Patterson (b.1981, Kingston, Jamaica) received an MFA degree in Printmaking and Drawing from the Sam Fox School of Design & Visual Arts at Washington University St. Louis (2006) and a BFA in painting from Edna Manley College of Visual and Performing Arts in Kingston, Jamaica (2004). Patterson has taught at the University of Virginia; Edna Manley College School of Visual and Performing Arts; the University of Kentucky and was the Bill and Stephanie Sick Distinguished Visiting Professor at the School of the Art Institute of Chicago. Her major survey exhibition ...while the dew is still on the roses... opened at Pérez Art Museum Miami in 2018; then toured to Speed Art Museum, Louisville, KY (2019); and the Nasher Museum at Duke University, NC (2020). Other notable solo exhibitions include …things come to thrive…in the shedding…in the molting…, New York Botanical Garden, NY (2023); Hales Gallery, New York, NY (2022); moniquemeloche, Chicago, IL (2021); Kunsthal Aarhus, Denmark (2020); Contemporary Art Museum, St. Louis, MO (2020); Baltimore Museum of Art, MD (2018); SCAD Museum of Art, Savannah, GA (2016); The Studio Museum in Harlem, NY (2016); Atlanta Contemporary Art Center, GA (2016); Nerman Museum of Contemporary Art, Overland Park, KS (2014); Bermuda National Gallery (2012); among others. Select group exhibitions include Multiplicity: Blackness in Contemporary American Collage which originated at the Frist Art Museum, Nashville, TN (2023) and traveled to MFA Houston, TX (2024) and the Phillips Collection, DC (2024, forthcoming); Forecast Form: Art in the Caribbean Diaspora, 1990-Today, which originated at the MCA Chicago, IL (2023) and traveled to ICA Boston, MA (2023) and MCA San Diego, CA (2024, forthcoming); Giants: Art from the Dean Collection of Swizz Beatz and Alicia Keys, Brooklyn Museum, NY (2024) and travels to High Museum, Atlanta, GA (2024, forthcoming); The Current, Stowe, VT (2024); Dulwich Picture Gallery, London, UK (2024); Thomas Cole National Historic Site, Catskills, NY (2023-24) and New Britian Museum of American Art, CT (2024); Tacoma Museum of Glass, WA (2023); The Speed Museum, Louisville, KY (2023); CARA, New York, NY (2023); ICA San Francisco, CA (2023); Watershed at ICA Boston, MA (2022); Kalamazoo Institute of Arts, MI (2022); High Museum of Art, Atlanta, GA (2022); Liverpool Biennial (2021); Brooklyn Museum, NY (2021); The Whitney Museum of American Art, New York, NY (2021); Art Gallery of Ontario, CA (2021); Museum of the African Diaspora, San Francisco, CA (2019); HetHEM Museum, Amsterdam, NE (2019), McNay Museum, San Antonio, TX (2018); Birmingham Museum of Art, AL (2017); 32nd Bienal de São Paulo, BR (2016), among others. In 2022, Patterson was appointed as the first Susan Brennan Co-Artistic Director of Prospect.6, which will take place in Fall 2024. Patterson will present a solo exhibition at moniquemeloche, Chicago, IL (2025). 

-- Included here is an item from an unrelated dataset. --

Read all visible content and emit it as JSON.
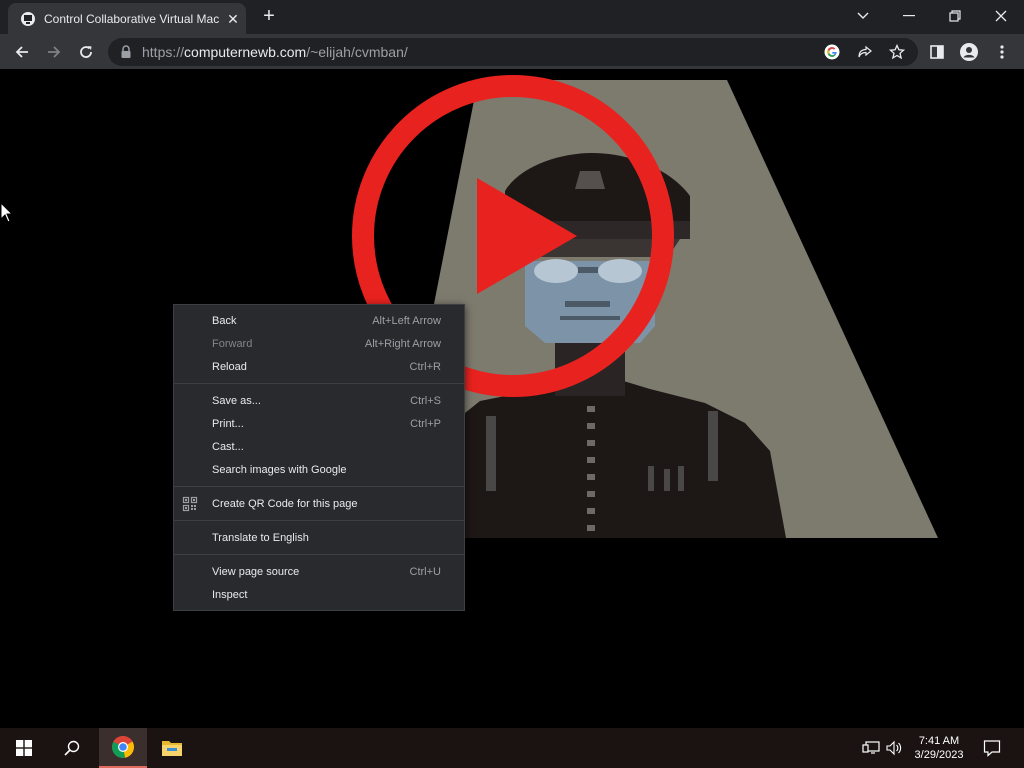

Her work is in the public collections of The Whitney Museum of American Art, New York, NY; Studio Museum in Harlem, New York, NY; SFMOMA, San Francisco, CA; Los Angeles County Museum of Art, Los Angeles, CA; Pérez Art Museum Miami, FL; the High Museum, Atlanta, GA; The Indianapolis Museum of Art at Newfields, Indianapolis, IN; Denver Art Museum, Denver, CO; Nasher Museum, Duke University, Durham, NC; National Gallery of Jamaica, Kingston, Jamaica; Speed Art Museum, Louisville, KY; 21c Museum and Foundation, Louisville, KY; among others. She has been the recipient of several awards and fellowships including the David C. Driskell Prize (2023); Tiffany Foundation Grant (2017), the United States Artist Award, Painter and Mixed Media Artist (2018) and the Joan Mitchell Foundation Art Grant (2015). Patterson lives and works between Kingston, Jamaica and Chicago, IL.